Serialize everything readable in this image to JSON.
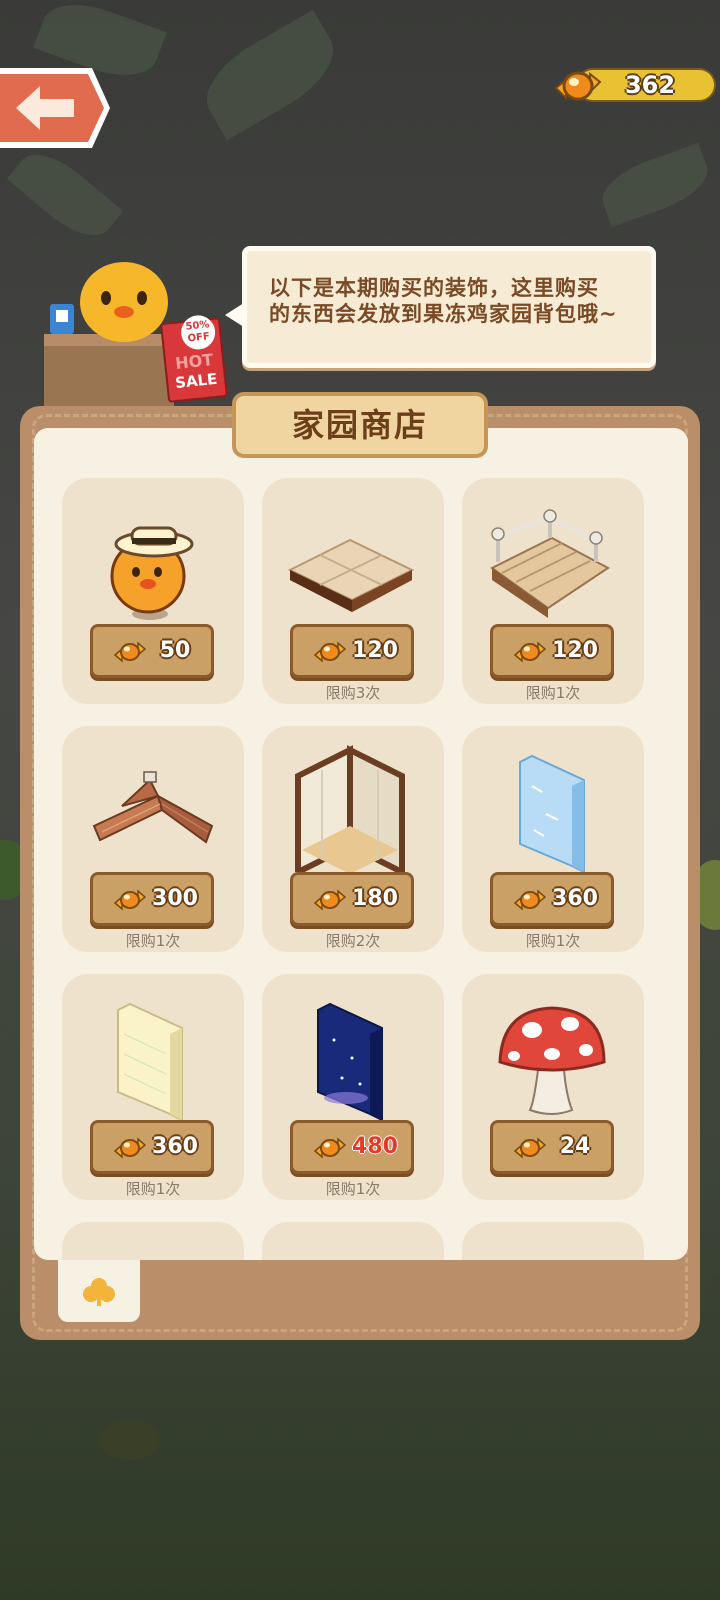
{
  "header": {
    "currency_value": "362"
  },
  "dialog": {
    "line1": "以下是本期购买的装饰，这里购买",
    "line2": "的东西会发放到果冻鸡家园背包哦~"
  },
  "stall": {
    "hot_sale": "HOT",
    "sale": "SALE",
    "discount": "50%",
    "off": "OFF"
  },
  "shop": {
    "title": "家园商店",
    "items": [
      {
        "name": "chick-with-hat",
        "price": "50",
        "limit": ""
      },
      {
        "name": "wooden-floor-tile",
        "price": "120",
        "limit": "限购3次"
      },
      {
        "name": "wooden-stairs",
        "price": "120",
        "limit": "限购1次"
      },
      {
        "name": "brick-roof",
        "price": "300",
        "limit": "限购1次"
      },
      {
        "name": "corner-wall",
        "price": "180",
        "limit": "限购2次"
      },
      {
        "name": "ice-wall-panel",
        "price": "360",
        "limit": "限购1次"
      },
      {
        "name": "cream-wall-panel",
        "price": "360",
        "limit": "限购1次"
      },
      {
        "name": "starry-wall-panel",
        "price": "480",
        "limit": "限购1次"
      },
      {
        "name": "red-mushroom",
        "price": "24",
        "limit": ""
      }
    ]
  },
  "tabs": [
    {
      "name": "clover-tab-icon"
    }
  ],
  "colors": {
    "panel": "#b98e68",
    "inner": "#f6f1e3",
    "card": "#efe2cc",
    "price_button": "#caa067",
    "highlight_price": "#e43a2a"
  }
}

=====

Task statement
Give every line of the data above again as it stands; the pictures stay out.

Result below
Serialize everything readable in this image to JSON.
{
  "header": {
    "currency_value": "362"
  },
  "dialog": {
    "line1": "以下是本期购买的装饰，这里购买",
    "line2": "的东西会发放到果冻鸡家园背包哦~"
  },
  "stall": {
    "hot_sale": "HOT",
    "sale": "SALE",
    "discount": "50%",
    "off": "OFF"
  },
  "shop": {
    "title": "家园商店",
    "items": [
      {
        "name": "chick-with-hat",
        "price": "50",
        "limit": ""
      },
      {
        "name": "wooden-floor-tile",
        "price": "120",
        "limit": "限购3次"
      },
      {
        "name": "wooden-stairs",
        "price": "120",
        "limit": "限购1次"
      },
      {
        "name": "brick-roof",
        "price": "300",
        "limit": "限购1次"
      },
      {
        "name": "corner-wall",
        "price": "180",
        "limit": "限购2次"
      },
      {
        "name": "ice-wall-panel",
        "price": "360",
        "limit": "限购1次"
      },
      {
        "name": "cream-wall-panel",
        "price": "360",
        "limit": "限购1次"
      },
      {
        "name": "starry-wall-panel",
        "price": "480",
        "limit": "限购1次"
      },
      {
        "name": "red-mushroom",
        "price": "24",
        "limit": ""
      }
    ]
  },
  "tabs": [
    {
      "name": "clover-tab-icon"
    }
  ],
  "colors": {
    "panel": "#b98e68",
    "inner": "#f6f1e3",
    "card": "#efe2cc",
    "price_button": "#caa067",
    "highlight_price": "#e43a2a"
  }
}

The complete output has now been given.